## Task to carry out
A faithful copy of the data is what is wanted, minus any pictures.

## Entries from a dataset of interfaces
§
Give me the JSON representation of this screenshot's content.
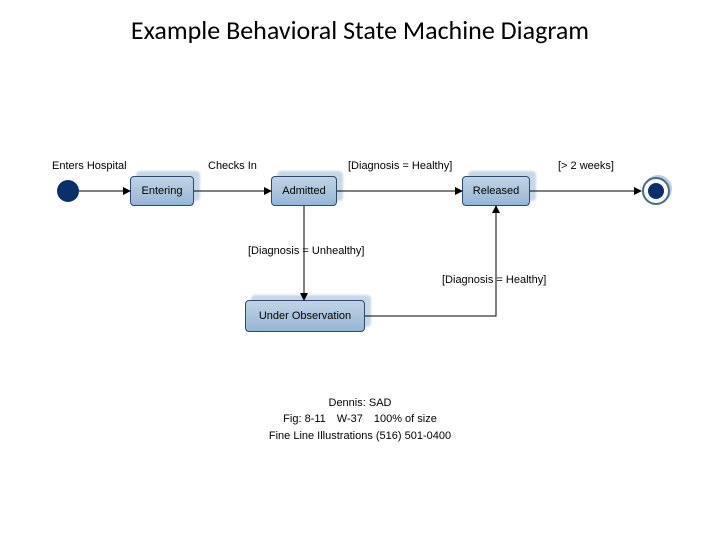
{
  "title": "Example Behavioral State Machine Diagram",
  "states": {
    "entering": "Entering",
    "admitted": "Admitted",
    "underObservation": "Under Observation",
    "released": "Released"
  },
  "transitions": {
    "entersHospital": "Enters Hospital",
    "checksIn": "Checks In",
    "diagHealthy1": "[Diagnosis = Healthy]",
    "diagUnhealthy": "[Diagnosis = Unhealthy]",
    "diagHealthy2": "[Diagnosis = Healthy]",
    "gt2weeks": "[> 2 weeks]"
  },
  "footer": {
    "line1": "Dennis: SAD",
    "line2": "Fig: 8-11 W-37 100% of size",
    "line3": "Fine Line Illustrations (516) 501-0400"
  }
}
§
## Task answer
Give me the JSON representation of this screenshot's content.
{
  "title": "Example Behavioral State Machine Diagram",
  "states": {
    "entering": "Entering",
    "admitted": "Admitted",
    "underObservation": "Under Observation",
    "released": "Released"
  },
  "transitions": {
    "entersHospital": "Enters Hospital",
    "checksIn": "Checks In",
    "diagHealthy1": "[Diagnosis = Healthy]",
    "diagUnhealthy": "[Diagnosis = Unhealthy]",
    "diagHealthy2": "[Diagnosis = Healthy]",
    "gt2weeks": "[> 2 weeks]"
  },
  "footer": {
    "line1": "Dennis: SAD",
    "line2": "Fig: 8-11 W-37 100% of size",
    "line3": "Fine Line Illustrations (516) 501-0400"
  }
}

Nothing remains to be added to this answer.